(Adds comments, background)
MOSCOW, June 3 Russia and China have reached an
agreement to create a joint credit rating agency and are working
on a series of measures to make trade easier, Russia's finance
minister said on Tuesday, a sign of growing ties between the
Speaking during a trip to China, Anton Siluanov told
journalists that the new rating agency would be modelled on
existing rating agencies.
"We would like (the agency's) ratings to be apolitical,"
Siluanov said in comments sent by the ministry's press service.
The plan to create an agency in conjunction with China comes
at time when Russia has shown signs of dissatisfaction with the
three western agencies - Standard & Poor's Moody's
and Fitch that dominate the ratings market.
S&P cut Russia's sovereign rating to a notch above junk in
late April, weeks after Moscow annexed Ukraine's Crimea
Russian officials criticised what they regarded as a
"politically motivated" downgrade - a claim that S&P denied.
Russia's desire for an alternative has led to discussion
about creating a national rating agency, but some analysts have
questioned whether such a body would have credibility.
The plan to create a new agency in conjunction with China
appears aimed at gradually building a credible alternative to
the big three ratings agencies, which came under fire for
failing to anticipate the financial crisis that began in 2007.
Beijing-based rating firm Dagong said last year it hoped to
cash in on that criticism and take 5-10 percent of the European
ratings market by 2017.
"In its first phase, the agency will evaluate
Russian-Chinese investment projects with the goal to attract a
series of Asian countries, and gradually, based on progress and
reputation, we believe that it could reach a level when its
opinions will attract other countries," Siluanov said.
No details were given on when the agency would begin work.
After being shunned by the West for its involvement in the
Ukrainian crisis, Russia has moved swiftly to improve business
relations with China and other countries from the BRICS block
that also includes India, Brazil and South Africa.
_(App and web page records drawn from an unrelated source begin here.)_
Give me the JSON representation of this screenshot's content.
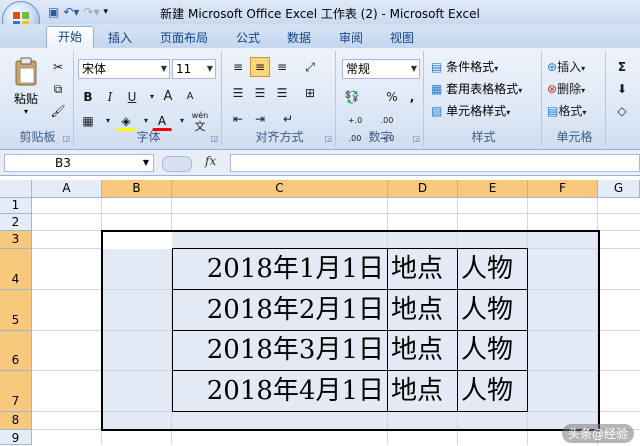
{
  "window": {
    "title": "新建 Microsoft Office Excel 工作表 (2) - Microsoft Excel"
  },
  "tabs": [
    {
      "label": "开始"
    },
    {
      "label": "插入"
    },
    {
      "label": "页面布局"
    },
    {
      "label": "公式"
    },
    {
      "label": "数据"
    },
    {
      "label": "审阅"
    },
    {
      "label": "视图"
    }
  ],
  "ribbon": {
    "clipboard": {
      "label": "剪贴板",
      "paste": "粘贴"
    },
    "font": {
      "label": "字体",
      "name": "宋体",
      "size": "11",
      "bold": "B",
      "italic": "I",
      "underline": "U",
      "grow": "A",
      "shrink": "A",
      "color": "A",
      "wen": "wén",
      "wen_char": "文"
    },
    "alignment": {
      "label": "对齐方式"
    },
    "number": {
      "label": "数字",
      "format": "常规",
      "percent": "%",
      "comma": ",",
      "inc_decimal": "+.0 .00",
      "dec_decimal": ".00 →.0"
    },
    "styles": {
      "label": "样式",
      "conditional": "条件格式",
      "table": "套用表格格式",
      "cell": "单元格样式"
    },
    "cells": {
      "label": "单元格",
      "insert": "插入",
      "delete": "删除",
      "format": "格式"
    }
  },
  "formula_bar": {
    "name_box": "B3",
    "fx": "fx",
    "value": ""
  },
  "sheet": {
    "columns": [
      "A",
      "B",
      "C",
      "D",
      "E",
      "F",
      "G"
    ],
    "rows": [
      "1",
      "2",
      "3",
      "4",
      "5",
      "6",
      "7",
      "8",
      "9"
    ],
    "data": [
      {
        "date": "2018年1月1日",
        "place": "地点",
        "person": "人物"
      },
      {
        "date": "2018年2月1日",
        "place": "地点",
        "person": "人物"
      },
      {
        "date": "2018年3月1日",
        "place": "地点",
        "person": "人物"
      },
      {
        "date": "2018年4月1日",
        "place": "地点",
        "person": "人物"
      }
    ]
  },
  "watermark": "头条@经验",
  "colors": {
    "selected_header": "#f8c87c",
    "selection_fill": "#e3e9f5",
    "ribbon": "#dbe6f5"
  }
}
Late last month, Russia's state-run Gazprom signed
a landmark 30-year deal, worth more than $400 billion, to supply
gas to China.
While most Western countries condemned President Vladimir
Putin for using Ukraine's vulnerable political situation and
taking away the Crimean Black Sea peninsula, BRICS countries
have broadly refrained from criticism.
Without providing details, Siluanov also said that his talks
with Chinese officials included the possibility of preferential
taxes for Chinese companies investing in Russia, currency swaps
and trade settlement in national currencies.
Answering a question about possible joint management of gold
and foreign currency reserves with China, Siluanov said "the
issue of lending and monetary policy" will be a part of his
talks with China's central bank officials.
(Reporting by Lidia Kelly; Editing by Jason Bush and Catherine